Cowen: I also remember how many young gay men -- particularly teenagers or in their early 20s –appreciated the show because they also felt very isolated. They didn't have a gay community. There wasn't a West Hollywood; there wasn't Christopher Street. For them, Queer as Folk was some form of connection. We got so many letters and emails saying, "It helps us because we don't feel alone." That made us feel like we were doing something worthwhile.
3. Even more surprising, the religious right said barely anything about it.
Lipman: Hardly a peep. We were on Larry King with the cast and they had found somebody from the religious right who was screaming and yelling about it on air. But it all seemed kind of contrived and calculated and put together because I don't think a lot of these people watched the show. I don't think they cared about it.
Cowen: [Showtime's] position was: you have to pay for Showtime.

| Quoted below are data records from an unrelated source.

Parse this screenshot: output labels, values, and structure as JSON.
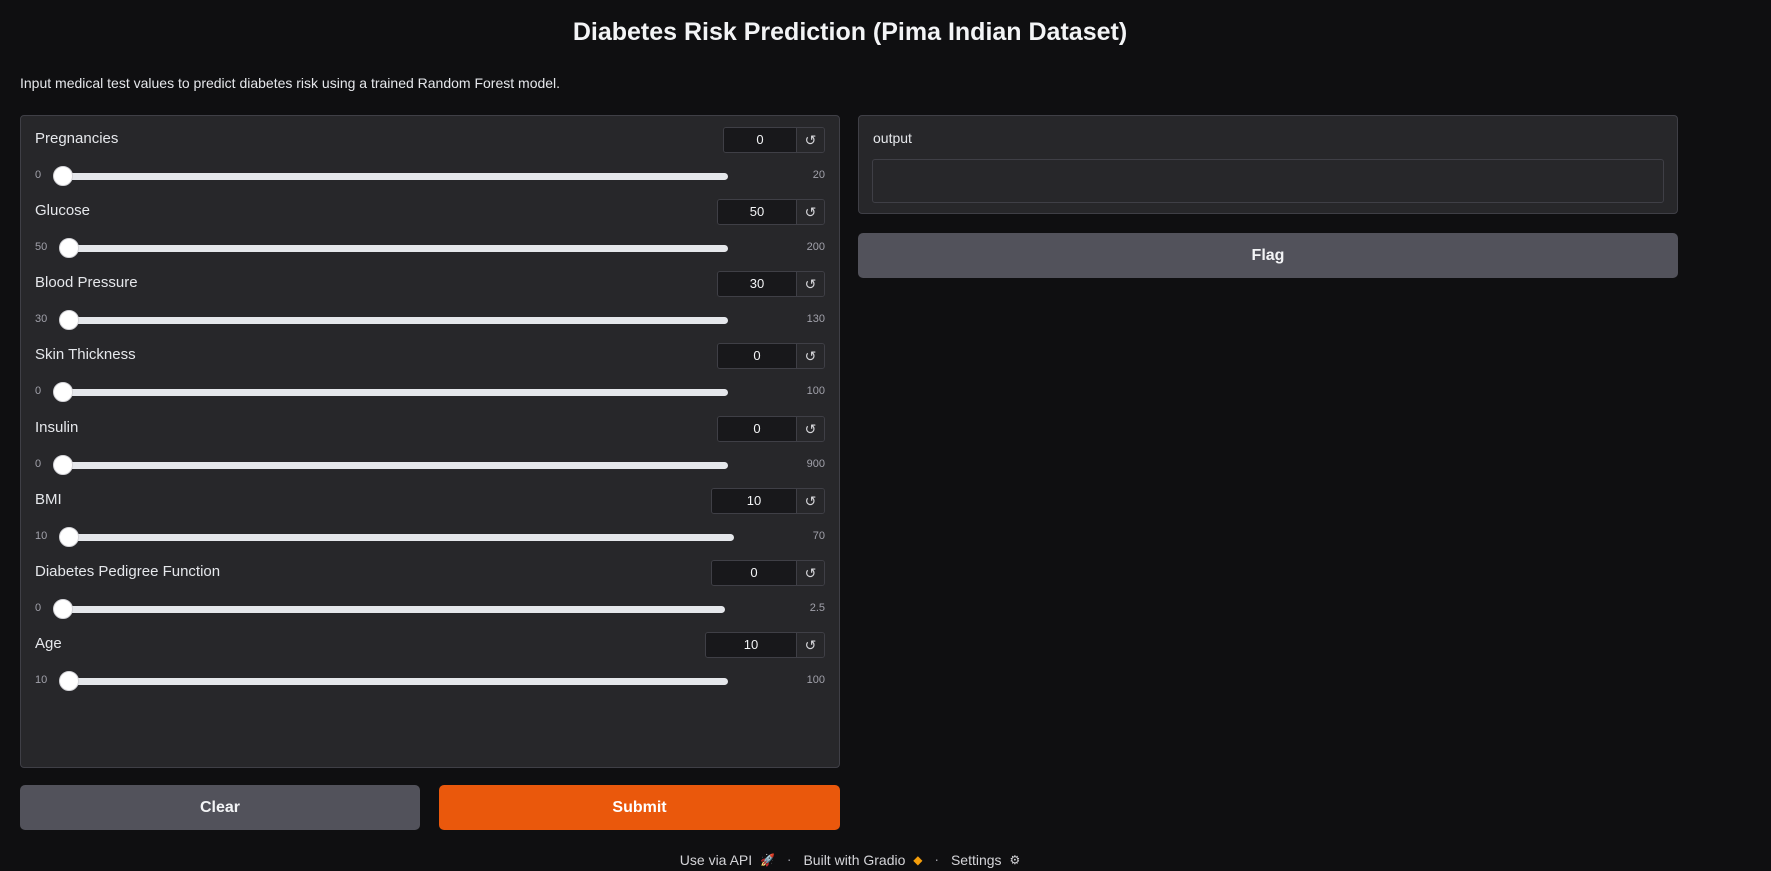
{
  "header": {
    "title": "Diabetes Risk Prediction (Pima Indian Dataset)",
    "description": "Input medical test values to predict diabetes risk using a trained Random Forest model."
  },
  "inputs": [
    {
      "label": "Pregnancies",
      "value": "0",
      "min": "0",
      "max": "20"
    },
    {
      "label": "Glucose",
      "value": "50",
      "min": "50",
      "max": "200"
    },
    {
      "label": "Blood Pressure",
      "value": "30",
      "min": "30",
      "max": "130"
    },
    {
      "label": "Skin Thickness",
      "value": "0",
      "min": "0",
      "max": "100"
    },
    {
      "label": "Insulin",
      "value": "0",
      "min": "0",
      "max": "900"
    },
    {
      "label": "BMI",
      "value": "10",
      "min": "10",
      "max": "70"
    },
    {
      "label": "Diabetes Pedigree Function",
      "value": "0",
      "min": "0",
      "max": "2.5"
    },
    {
      "label": "Age",
      "value": "10",
      "min": "10",
      "max": "100"
    }
  ],
  "reset_icon": "reset-icon",
  "output": {
    "label": "output",
    "value": ""
  },
  "buttons": {
    "flag": "Flag",
    "clear": "Clear",
    "submit": "Submit"
  },
  "footer": {
    "api": "Use via API",
    "built": "Built with Gradio",
    "settings": "Settings"
  },
  "colors": {
    "primary": "#ea580c",
    "secondary": "#52525b",
    "panel": "#27272a",
    "background": "#0f0f11"
  }
}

And that's why the religious right didn't protest it the way they did if it was on, say, NBC. That's how they explained it to us. Whether that is the real reason or not, I don't think I really know to this day.
Lipman: There wasn't any protest from subscribers, either. In many ways, Queer as Folk put Showtime on the map because it got a tremendous amount of publicity and everyone at Showtime was very thrilled with it. I don't think, at least it wasn't shared with us, that the subscribers were cancelling their subscriptions.

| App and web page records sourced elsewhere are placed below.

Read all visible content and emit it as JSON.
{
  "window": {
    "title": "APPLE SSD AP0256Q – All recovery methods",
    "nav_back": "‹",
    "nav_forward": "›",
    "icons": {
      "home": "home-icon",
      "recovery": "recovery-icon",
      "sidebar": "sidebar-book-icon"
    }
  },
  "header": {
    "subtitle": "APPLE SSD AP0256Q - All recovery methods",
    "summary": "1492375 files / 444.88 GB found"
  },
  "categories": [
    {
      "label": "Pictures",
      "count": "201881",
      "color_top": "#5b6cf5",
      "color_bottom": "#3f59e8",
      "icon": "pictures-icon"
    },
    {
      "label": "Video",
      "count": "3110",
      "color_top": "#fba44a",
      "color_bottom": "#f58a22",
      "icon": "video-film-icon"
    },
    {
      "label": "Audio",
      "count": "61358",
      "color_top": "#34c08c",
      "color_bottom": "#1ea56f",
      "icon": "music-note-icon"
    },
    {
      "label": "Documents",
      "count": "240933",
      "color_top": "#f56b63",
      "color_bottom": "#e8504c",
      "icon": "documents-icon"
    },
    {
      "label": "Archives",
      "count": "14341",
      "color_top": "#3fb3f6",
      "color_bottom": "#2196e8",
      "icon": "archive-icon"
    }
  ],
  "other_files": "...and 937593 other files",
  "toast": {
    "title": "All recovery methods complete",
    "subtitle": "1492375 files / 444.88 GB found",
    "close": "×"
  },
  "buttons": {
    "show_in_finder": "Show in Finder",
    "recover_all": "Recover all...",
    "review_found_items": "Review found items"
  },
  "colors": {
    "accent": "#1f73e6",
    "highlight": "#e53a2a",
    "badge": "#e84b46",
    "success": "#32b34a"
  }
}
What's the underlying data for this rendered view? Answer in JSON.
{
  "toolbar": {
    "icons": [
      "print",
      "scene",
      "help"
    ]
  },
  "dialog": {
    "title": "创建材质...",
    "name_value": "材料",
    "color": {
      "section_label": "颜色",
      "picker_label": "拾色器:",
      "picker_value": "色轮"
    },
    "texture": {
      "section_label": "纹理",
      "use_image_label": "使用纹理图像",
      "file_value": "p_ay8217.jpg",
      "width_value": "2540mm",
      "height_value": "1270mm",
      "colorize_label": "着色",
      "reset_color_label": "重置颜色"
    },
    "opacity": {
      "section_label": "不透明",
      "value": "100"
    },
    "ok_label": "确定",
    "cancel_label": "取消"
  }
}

4. If there were a Queer As Folk 2.0, the creators say they’d tackle trans issues.
Lipman: Generational issues would be interesting. Our characters would now be in their late 30s or 40s and are at very different stages in their life than young gay people who are in their late teens and 20s.
Cowen: If we were writing about it today, we would make more of an attempt to have more diversity than we did because I think we're more conscious of that now. I don't think we were all aware of transgender issues 15 years ago the way we are now. The whole LGBT world has changed. Gay communities aren't so gay anymore, they're very mixed now.
Lipman: There was no such thing as Grindr. We talked to one of our writers/producers who is in Toronto about this and he said people don't go to bars or clubs to meet people anymore, they're doing it on Grindr.
Cowen: At this moment in time, things are changing so quickly. When you think about it, 20 years from now, young gay people are going to say, "You mean you couldn't get married back then?" Or "You mean you got fired because you were gay?" It'll be like we'd say to our great-great-grandmothers, "What do you mean, you couldn't vote?"
5. While it may have been shocking 15 years ago, Cowen and Lipman see the future of LGBT TV as “no big deal.”
Lipman: There's always that juggernaut show and that's what Transparent is. There may be transgendered characters in shows but I don't think there's going to be a spate of transgendered shows because that show has really become symbolic/iconic of that movement. When we were doing Queer as Folk, if somebody came to us and said, "Do you think there's going to be a popular, award-winning series about a transgender person?" I would've said, "No of course not." But yet it has, so who knows what the next thing is? There are so many networks and so much content on TV that it's really hard to know what the next thing will be, but I think people will get used to Caitlyn Jenner and Transparent and that will be no big deal also.